## [WORK ITEM]
In the copy, include every record below exactly as it appears, but no pictures.

= = =

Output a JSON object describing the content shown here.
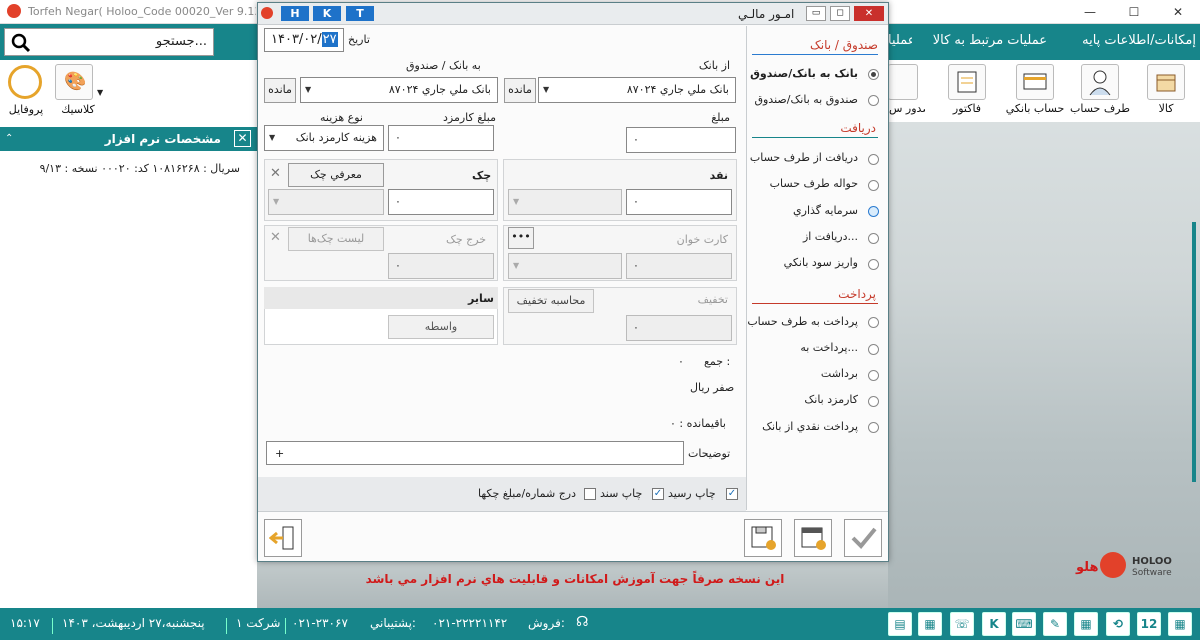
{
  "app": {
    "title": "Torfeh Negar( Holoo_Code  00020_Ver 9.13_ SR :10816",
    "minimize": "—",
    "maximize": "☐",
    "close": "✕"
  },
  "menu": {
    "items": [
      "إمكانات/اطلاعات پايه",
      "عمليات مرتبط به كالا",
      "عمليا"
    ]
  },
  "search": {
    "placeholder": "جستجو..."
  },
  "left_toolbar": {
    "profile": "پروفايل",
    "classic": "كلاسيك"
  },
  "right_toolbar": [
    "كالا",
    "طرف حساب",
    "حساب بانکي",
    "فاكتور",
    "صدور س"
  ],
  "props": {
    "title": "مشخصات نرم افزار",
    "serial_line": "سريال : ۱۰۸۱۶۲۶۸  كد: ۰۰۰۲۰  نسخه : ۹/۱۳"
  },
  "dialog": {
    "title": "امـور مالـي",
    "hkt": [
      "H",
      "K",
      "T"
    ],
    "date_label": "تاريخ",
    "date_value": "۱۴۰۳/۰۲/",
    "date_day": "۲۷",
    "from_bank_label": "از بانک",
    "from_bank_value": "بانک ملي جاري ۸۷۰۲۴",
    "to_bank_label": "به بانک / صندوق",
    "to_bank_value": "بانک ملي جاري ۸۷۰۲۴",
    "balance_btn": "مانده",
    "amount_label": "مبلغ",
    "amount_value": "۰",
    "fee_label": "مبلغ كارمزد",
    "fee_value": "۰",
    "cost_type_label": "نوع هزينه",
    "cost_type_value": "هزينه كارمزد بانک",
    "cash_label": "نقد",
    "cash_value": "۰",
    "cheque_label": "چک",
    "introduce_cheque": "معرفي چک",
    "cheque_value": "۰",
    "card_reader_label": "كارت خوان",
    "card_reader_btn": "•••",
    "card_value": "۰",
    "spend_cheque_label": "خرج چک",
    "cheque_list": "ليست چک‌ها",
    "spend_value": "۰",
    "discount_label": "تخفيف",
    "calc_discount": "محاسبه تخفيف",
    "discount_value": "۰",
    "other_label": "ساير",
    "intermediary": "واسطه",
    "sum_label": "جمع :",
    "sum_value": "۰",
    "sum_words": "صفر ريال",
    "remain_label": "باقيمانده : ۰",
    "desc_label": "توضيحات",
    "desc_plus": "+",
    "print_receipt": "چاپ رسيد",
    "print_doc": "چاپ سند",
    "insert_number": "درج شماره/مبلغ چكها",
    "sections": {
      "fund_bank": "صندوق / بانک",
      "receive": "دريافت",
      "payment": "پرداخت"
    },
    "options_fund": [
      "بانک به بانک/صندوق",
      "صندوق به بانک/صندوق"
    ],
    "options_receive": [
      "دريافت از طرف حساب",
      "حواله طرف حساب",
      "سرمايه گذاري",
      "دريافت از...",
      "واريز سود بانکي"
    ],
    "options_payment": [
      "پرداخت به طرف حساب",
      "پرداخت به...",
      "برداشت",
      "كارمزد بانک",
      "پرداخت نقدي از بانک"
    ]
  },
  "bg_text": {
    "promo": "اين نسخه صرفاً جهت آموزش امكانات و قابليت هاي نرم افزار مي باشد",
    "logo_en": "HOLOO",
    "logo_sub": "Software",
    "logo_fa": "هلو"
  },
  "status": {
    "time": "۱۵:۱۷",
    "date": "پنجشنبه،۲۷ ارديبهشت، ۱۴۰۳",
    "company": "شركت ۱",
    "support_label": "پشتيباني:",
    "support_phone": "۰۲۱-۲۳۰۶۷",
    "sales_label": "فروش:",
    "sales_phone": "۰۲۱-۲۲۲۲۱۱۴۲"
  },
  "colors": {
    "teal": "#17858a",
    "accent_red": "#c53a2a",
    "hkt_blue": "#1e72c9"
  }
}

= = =

## [EXERCISE RESPONSE]
Output a JSON object describing the content shown here.
{
  "app": {
    "title": "Torfeh Negar( Holoo_Code  00020_Ver 9.13_ SR :10816",
    "minimize": "—",
    "maximize": "☐",
    "close": "✕"
  },
  "menu": {
    "items": [
      "إمكانات/اطلاعات پايه",
      "عمليات مرتبط به كالا",
      "عمليا"
    ]
  },
  "search": {
    "placeholder": "جستجو..."
  },
  "left_toolbar": {
    "profile": "پروفايل",
    "classic": "كلاسيك"
  },
  "right_toolbar": [
    "كالا",
    "طرف حساب",
    "حساب بانکي",
    "فاكتور",
    "صدور س"
  ],
  "props": {
    "title": "مشخصات نرم افزار",
    "serial_line": "سريال : ۱۰۸۱۶۲۶۸  كد: ۰۰۰۲۰  نسخه : ۹/۱۳"
  },
  "dialog": {
    "title": "امـور مالـي",
    "hkt": [
      "H",
      "K",
      "T"
    ],
    "date_label": "تاريخ",
    "date_value": "۱۴۰۳/۰۲/",
    "date_day": "۲۷",
    "from_bank_label": "از بانک",
    "from_bank_value": "بانک ملي جاري ۸۷۰۲۴",
    "to_bank_label": "به بانک / صندوق",
    "to_bank_value": "بانک ملي جاري ۸۷۰۲۴",
    "balance_btn": "مانده",
    "amount_label": "مبلغ",
    "amount_value": "۰",
    "fee_label": "مبلغ كارمزد",
    "fee_value": "۰",
    "cost_type_label": "نوع هزينه",
    "cost_type_value": "هزينه كارمزد بانک",
    "cash_label": "نقد",
    "cash_value": "۰",
    "cheque_label": "چک",
    "introduce_cheque": "معرفي چک",
    "cheque_value": "۰",
    "card_reader_label": "كارت خوان",
    "card_reader_btn": "•••",
    "card_value": "۰",
    "spend_cheque_label": "خرج چک",
    "cheque_list": "ليست چک‌ها",
    "spend_value": "۰",
    "discount_label": "تخفيف",
    "calc_discount": "محاسبه تخفيف",
    "discount_value": "۰",
    "other_label": "ساير",
    "intermediary": "واسطه",
    "sum_label": "جمع :",
    "sum_value": "۰",
    "sum_words": "صفر ريال",
    "remain_label": "باقيمانده : ۰",
    "desc_label": "توضيحات",
    "desc_plus": "+",
    "print_receipt": "چاپ رسيد",
    "print_doc": "چاپ سند",
    "insert_number": "درج شماره/مبلغ چكها",
    "sections": {
      "fund_bank": "صندوق / بانک",
      "receive": "دريافت",
      "payment": "پرداخت"
    },
    "options_fund": [
      "بانک به بانک/صندوق",
      "صندوق به بانک/صندوق"
    ],
    "options_receive": [
      "دريافت از طرف حساب",
      "حواله طرف حساب",
      "سرمايه گذاري",
      "دريافت از...",
      "واريز سود بانکي"
    ],
    "options_payment": [
      "پرداخت به طرف حساب",
      "پرداخت به...",
      "برداشت",
      "كارمزد بانک",
      "پرداخت نقدي از بانک"
    ]
  },
  "bg_text": {
    "promo": "اين نسخه صرفاً جهت آموزش امكانات و قابليت هاي نرم افزار مي باشد",
    "logo_en": "HOLOO",
    "logo_sub": "Software",
    "logo_fa": "هلو"
  },
  "status": {
    "time": "۱۵:۱۷",
    "date": "پنجشنبه،۲۷ ارديبهشت، ۱۴۰۳",
    "company": "شركت ۱",
    "support_label": "پشتيباني:",
    "support_phone": "۰۲۱-۲۳۰۶۷",
    "sales_label": "فروش:",
    "sales_phone": "۰۲۱-۲۲۲۲۱۱۴۲"
  },
  "colors": {
    "teal": "#17858a",
    "accent_red": "#c53a2a",
    "hkt_blue": "#1e72c9"
  }
}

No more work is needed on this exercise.